Accountants EY say that the number of firms issuing profit warnings has risen. This reminds us of an awkward fact - that real wages haven't fallen because capitalists have increased their exploitation of workers. Instead, they've fallen because productivity has fallen. And lower productivity means lower incomes for both capital and labour.
This doesn't necessarily undermine Labour's interest in predistribution and the Left's interest (pdf) in wage-led growth. Solutions to problems need not resemble their causes. Even if a fall in labour's share of GDP isn't the main cause of falling real wages, a higher wage share might boost growth - though I have my doubts.
Not least of such doubts is whether such a shift is achievable. A new paper by David Bell and Danny Blanchflower argues that "the UK labor market is much further from full employment than the MPC calculates". If they're right, there'll be continued downard pressure on wages. Which means predistribution will be fighting against the tide of market forces.
What can be done? There are two (non-exclusive) possibilities.

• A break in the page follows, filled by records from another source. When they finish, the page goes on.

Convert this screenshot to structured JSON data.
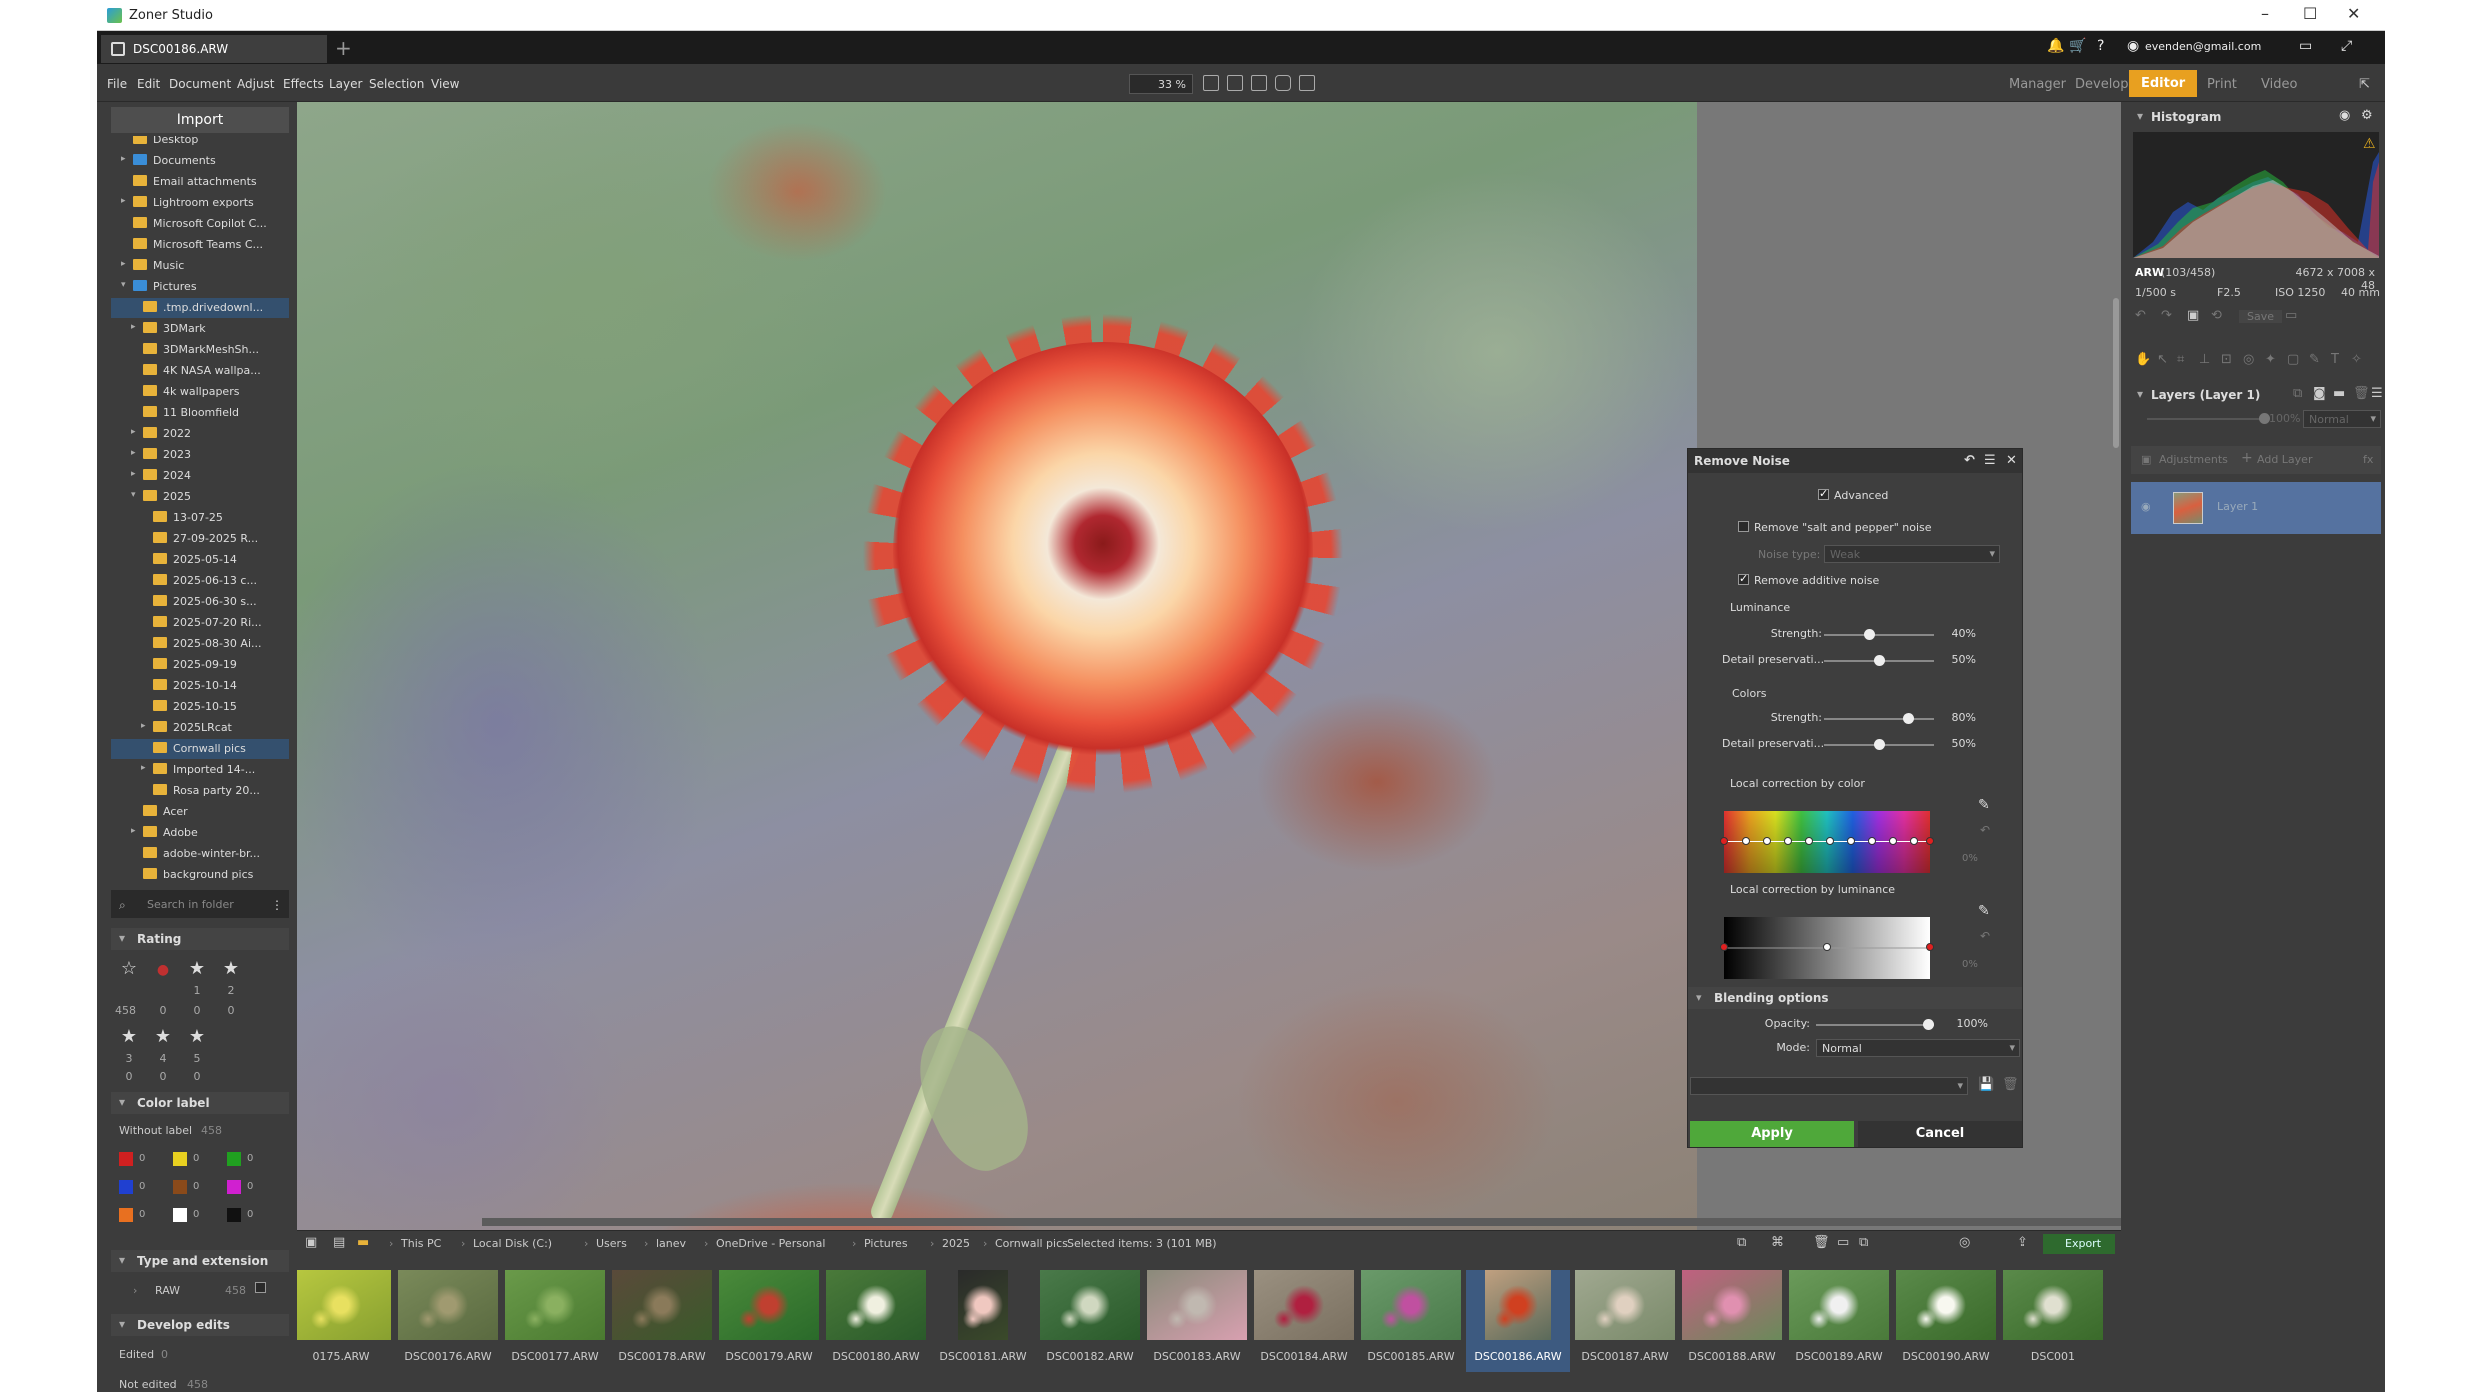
{
  "app": {
    "title": "Zoner Studio",
    "tab": "DSC00186.ARW",
    "user": "evenden@gmail.com"
  },
  "menu": [
    "File",
    "Edit",
    "Document",
    "Adjust",
    "Effects",
    "Layer",
    "Selection",
    "View"
  ],
  "zoom": "33 %",
  "modes": [
    "Manager",
    "Develop",
    "Editor",
    "Print",
    "Video"
  ],
  "active_mode": "Editor",
  "left": {
    "import": "Import",
    "tree": [
      {
        "l": "Desktop",
        "d": 1
      },
      {
        "l": "Documents",
        "d": 1,
        "b": true,
        "a": "▸"
      },
      {
        "l": "Email attachments",
        "d": 1
      },
      {
        "l": "Lightroom exports",
        "d": 1,
        "a": "▸"
      },
      {
        "l": "Microsoft Copilot C...",
        "d": 1
      },
      {
        "l": "Microsoft Teams C...",
        "d": 1
      },
      {
        "l": "Music",
        "d": 1,
        "a": "▸"
      },
      {
        "l": "Pictures",
        "d": 1,
        "b": true,
        "a": "▾"
      },
      {
        "l": ".tmp.drivedownl...",
        "d": 2,
        "sel": true
      },
      {
        "l": "3DMark",
        "d": 2,
        "a": "▸"
      },
      {
        "l": "3DMarkMeshSh...",
        "d": 2
      },
      {
        "l": "4K NASA wallpa...",
        "d": 2
      },
      {
        "l": "4k wallpapers",
        "d": 2
      },
      {
        "l": "11 Bloomfield",
        "d": 2
      },
      {
        "l": "2022",
        "d": 2,
        "a": "▸"
      },
      {
        "l": "2023",
        "d": 2,
        "a": "▸"
      },
      {
        "l": "2024",
        "d": 2,
        "a": "▸"
      },
      {
        "l": "2025",
        "d": 2,
        "a": "▾"
      },
      {
        "l": "13-07-25",
        "d": 3
      },
      {
        "l": "27-09-2025 R...",
        "d": 3
      },
      {
        "l": "2025-05-14",
        "d": 3
      },
      {
        "l": "2025-06-13 c...",
        "d": 3
      },
      {
        "l": "2025-06-30 s...",
        "d": 3
      },
      {
        "l": "2025-07-20 Ri...",
        "d": 3
      },
      {
        "l": "2025-08-30 Ai...",
        "d": 3
      },
      {
        "l": "2025-09-19",
        "d": 3
      },
      {
        "l": "2025-10-14",
        "d": 3
      },
      {
        "l": "2025-10-15",
        "d": 3
      },
      {
        "l": "2025LRcat",
        "d": 3,
        "a": "▸"
      },
      {
        "l": "Cornwall pics",
        "d": 3,
        "sel": true
      },
      {
        "l": "Imported 14-...",
        "d": 3,
        "a": "▸"
      },
      {
        "l": "Rosa party 20...",
        "d": 3
      },
      {
        "l": "Acer",
        "d": 2
      },
      {
        "l": "Adobe",
        "d": 2,
        "a": "▸"
      },
      {
        "l": "adobe-winter-br...",
        "d": 2
      },
      {
        "l": "background pics",
        "d": 2
      }
    ],
    "search_placeholder": "Search in folder",
    "rating_title": "Rating",
    "rating_row1": {
      "labels": [
        "",
        "",
        "1",
        "2"
      ],
      "counts": [
        "458",
        "0",
        "0",
        "0"
      ]
    },
    "rating_row2": {
      "labels": [
        "3",
        "4",
        "5"
      ],
      "counts": [
        "0",
        "0",
        "0"
      ]
    },
    "color_label_title": "Color label",
    "without_label": "Without label",
    "without_label_count": "458",
    "colors": [
      {
        "c": "#d02020",
        "n": "0"
      },
      {
        "c": "#e8d020",
        "n": "0"
      },
      {
        "c": "#20a020",
        "n": "0"
      },
      {
        "c": "#2040d0",
        "n": "0"
      },
      {
        "c": "#8a4a1a",
        "n": "0"
      },
      {
        "c": "#d020d0",
        "n": "0"
      },
      {
        "c": "#e87020",
        "n": "0"
      },
      {
        "c": "#ffffff",
        "n": "0"
      },
      {
        "c": "#111111",
        "n": "0"
      }
    ],
    "type_title": "Type and extension",
    "raw_label": "RAW",
    "raw_count": "458",
    "develop_title": "Develop edits",
    "edited": "Edited",
    "edited_count": "0",
    "not_edited": "Not edited",
    "not_edited_count": "458"
  },
  "remove_noise": {
    "title": "Remove Noise",
    "advanced": "Advanced",
    "salt_pepper": "Remove \"salt and pepper\" noise",
    "noise_type_label": "Noise type:",
    "noise_type": "Weak",
    "additive": "Remove additive noise",
    "luminance": "Luminance",
    "strength_label": "Strength:",
    "lum_strength": "40%",
    "lum_strength_v": 40,
    "detail_label": "Detail preservati...",
    "lum_detail": "50%",
    "lum_detail_v": 50,
    "colors": "Colors",
    "col_strength": "80%",
    "col_strength_v": 80,
    "col_detail": "50%",
    "col_detail_v": 50,
    "local_color": "Local correction by color",
    "local_lum": "Local correction by luminance",
    "zero_pct": "0%",
    "blending": "Blending options",
    "opacity_label": "Opacity:",
    "opacity": "100%",
    "opacity_v": 100,
    "mode_label": "Mode:",
    "mode": "Normal",
    "apply": "Apply",
    "cancel": "Cancel"
  },
  "right": {
    "histogram": "Histogram",
    "format": "ARW",
    "index": "(103/458)",
    "dims": "4672 x 7008 x 48",
    "shutter": "1/500 s",
    "aperture": "F2.5",
    "iso": "ISO 1250",
    "focal": "40 mm",
    "save": "Save",
    "layers_title": "Layers (Layer 1)",
    "layer_opacity": "100%",
    "layer_mode": "Normal",
    "adjustments": "Adjustments",
    "add_layer": "Add Layer",
    "fx": "fx",
    "layer1": "Layer 1"
  },
  "path": {
    "crumbs": [
      "This PC",
      "Local Disk (C:)",
      "Users",
      "lanev",
      "OneDrive - Personal",
      "Pictures",
      "2025",
      "Cornwall pics"
    ],
    "selected": "Selected items: 3 (101 MB)",
    "export": "Export"
  },
  "thumbs": [
    "0175.ARW",
    "DSC00176.ARW",
    "DSC00177.ARW",
    "DSC00178.ARW",
    "DSC00179.ARW",
    "DSC00180.ARW",
    "DSC00181.ARW",
    "DSC00182.ARW",
    "DSC00183.ARW",
    "DSC00184.ARW",
    "DSC00185.ARW",
    "DSC00186.ARW",
    "DSC00187.ARW",
    "DSC00188.ARW",
    "DSC00189.ARW",
    "DSC00190.ARW",
    "DSC001"
  ],
  "selected_thumb": 11
}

One is to raise productivity growth; if the pie grows, everyone could, in principle, get a better slice. This, though, runs into two problems: we don't know why productivity has stalled - the Bank of England calls it a puzzle (pdf); and history shows that national policies can't do much to raise trend growth.
The second possibility is simply to increase aggregate demand through looser fiscal policy; this would help reduce labour market slack and downward pressure on wages whilst also boosting profits, so both capital and labour win. This, though, is excluded by Labour's commitment to austerity.
I fear, therefore, that there's not much that economic policy will do to raise real wages.
Complaining about this fact is, however, as futile as complaining about the poor quality of modern pop music. Given the twin constraints of poor public taste and the interests of capital, we should not expect anything better.